Luke 8:3 5 -3 7 tells us that, after Jesus had healed a demon possessed man, “the whole multitude of the country of the Gadarenes round about besought Him to depart from them; for they were taken with great fear”.
Now contrast those examples against the following. The pattern here is more one of reverence and honour of God, than of fright: Psalm 89:7 – “God is greatly to be feared in the assembly of the saints, and to be had in reverence of all them that are about him.”
In Luke 7:16, after the Lord Jesus raised the widow’s dead son, “there came a fear on all: and they glorified God, saying, that a great prophet is risen up among us; and, that God hath visited his people”. These are not the words of people who are frightened or terrorised. Rather, they glorified and revered God for the mighty act done amongst them that day.

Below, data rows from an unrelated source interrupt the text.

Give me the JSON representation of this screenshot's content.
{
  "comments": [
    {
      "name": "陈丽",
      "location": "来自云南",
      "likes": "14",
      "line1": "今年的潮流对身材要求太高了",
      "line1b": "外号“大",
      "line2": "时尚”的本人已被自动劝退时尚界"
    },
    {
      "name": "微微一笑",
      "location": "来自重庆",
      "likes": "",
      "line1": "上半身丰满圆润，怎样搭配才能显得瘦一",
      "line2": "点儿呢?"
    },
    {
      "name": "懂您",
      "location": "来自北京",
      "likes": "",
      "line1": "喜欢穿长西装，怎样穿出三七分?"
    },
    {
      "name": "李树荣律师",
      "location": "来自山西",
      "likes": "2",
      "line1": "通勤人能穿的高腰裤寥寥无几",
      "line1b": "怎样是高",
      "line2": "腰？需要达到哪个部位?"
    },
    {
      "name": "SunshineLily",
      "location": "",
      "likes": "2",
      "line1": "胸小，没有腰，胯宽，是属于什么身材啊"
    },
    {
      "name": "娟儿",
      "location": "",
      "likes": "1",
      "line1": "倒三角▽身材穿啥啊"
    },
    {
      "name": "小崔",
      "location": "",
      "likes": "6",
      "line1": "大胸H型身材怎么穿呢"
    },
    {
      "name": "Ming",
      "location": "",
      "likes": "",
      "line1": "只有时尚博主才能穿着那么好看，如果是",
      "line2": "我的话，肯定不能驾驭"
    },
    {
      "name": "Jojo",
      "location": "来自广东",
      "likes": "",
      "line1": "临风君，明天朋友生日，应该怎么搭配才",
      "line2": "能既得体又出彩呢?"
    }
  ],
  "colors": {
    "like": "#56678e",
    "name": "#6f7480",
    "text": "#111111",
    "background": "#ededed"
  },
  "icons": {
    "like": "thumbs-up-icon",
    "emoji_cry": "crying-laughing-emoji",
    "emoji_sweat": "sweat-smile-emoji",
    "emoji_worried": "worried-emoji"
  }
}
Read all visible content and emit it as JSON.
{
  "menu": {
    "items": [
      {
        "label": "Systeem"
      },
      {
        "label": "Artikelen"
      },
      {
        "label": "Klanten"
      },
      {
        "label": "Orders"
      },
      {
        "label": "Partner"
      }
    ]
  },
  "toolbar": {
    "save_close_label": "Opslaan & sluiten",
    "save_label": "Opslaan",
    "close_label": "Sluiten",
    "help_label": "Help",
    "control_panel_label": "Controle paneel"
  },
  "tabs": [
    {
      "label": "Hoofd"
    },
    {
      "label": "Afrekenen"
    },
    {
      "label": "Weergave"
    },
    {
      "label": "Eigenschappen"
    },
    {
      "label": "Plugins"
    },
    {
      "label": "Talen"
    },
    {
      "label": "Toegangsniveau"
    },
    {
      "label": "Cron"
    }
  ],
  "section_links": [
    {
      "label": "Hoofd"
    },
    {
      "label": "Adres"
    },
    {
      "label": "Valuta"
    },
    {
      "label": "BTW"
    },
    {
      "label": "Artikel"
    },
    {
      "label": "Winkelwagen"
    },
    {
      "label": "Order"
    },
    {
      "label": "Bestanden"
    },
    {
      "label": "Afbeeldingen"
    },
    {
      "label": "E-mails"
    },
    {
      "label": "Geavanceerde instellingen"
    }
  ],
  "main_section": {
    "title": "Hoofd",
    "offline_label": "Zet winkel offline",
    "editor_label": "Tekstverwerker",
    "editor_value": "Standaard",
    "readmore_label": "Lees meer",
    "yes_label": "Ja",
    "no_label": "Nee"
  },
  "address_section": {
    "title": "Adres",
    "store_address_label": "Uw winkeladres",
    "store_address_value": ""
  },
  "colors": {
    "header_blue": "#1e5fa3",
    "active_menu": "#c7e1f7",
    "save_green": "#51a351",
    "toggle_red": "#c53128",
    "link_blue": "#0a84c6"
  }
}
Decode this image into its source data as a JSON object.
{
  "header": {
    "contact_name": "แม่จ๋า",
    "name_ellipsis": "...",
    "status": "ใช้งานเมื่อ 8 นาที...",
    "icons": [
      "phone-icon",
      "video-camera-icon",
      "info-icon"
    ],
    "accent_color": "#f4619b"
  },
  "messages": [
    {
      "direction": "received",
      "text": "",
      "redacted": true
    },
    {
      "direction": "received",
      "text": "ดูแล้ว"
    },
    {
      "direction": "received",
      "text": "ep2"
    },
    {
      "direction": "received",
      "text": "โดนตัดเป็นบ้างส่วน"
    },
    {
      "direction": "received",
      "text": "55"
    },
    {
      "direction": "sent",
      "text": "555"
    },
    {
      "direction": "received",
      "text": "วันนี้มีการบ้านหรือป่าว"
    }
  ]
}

After an incident involving another demon-possessed man, Acts 19:17,18 says “this was known to all the Jews and Greeks … and fear fell on them all, and the name of the Lord Jesus was magnified. And many that believed came and confessed and shewed their deeds.”
All of these references illustrate how the “fear” in these instances was really awe, reverence or respect for God, rather than a terror. See also Matthew 27:54 and Acts 2:43 for similar examples.
Far from being frightened, the believer through Christ our mediator, has an access to God not previously afforded to those in Old Testament times. And we have this access, not in terror, but in an atmosphere of boldness and confidence. Consider the following: ” – – . Christ Jesus our Lord, in whom we have boldness and access with confidence by the faith of him.” (Ephesians 3:11,12); “Let us therefore come boldly unto the throne of grace” (Hebrews 4:16); “Having … boldness to enter into the holiest by the blood of Jesus.” (Hebrews 10: 19).
Christians are often told to fear God in the practical sections of the various epistles, clearly illustrating that the fear, respect and honour of God is not only an instruction for non-believers, but that the Christian’s daily walk is to reflect the reverence he or she should have for God.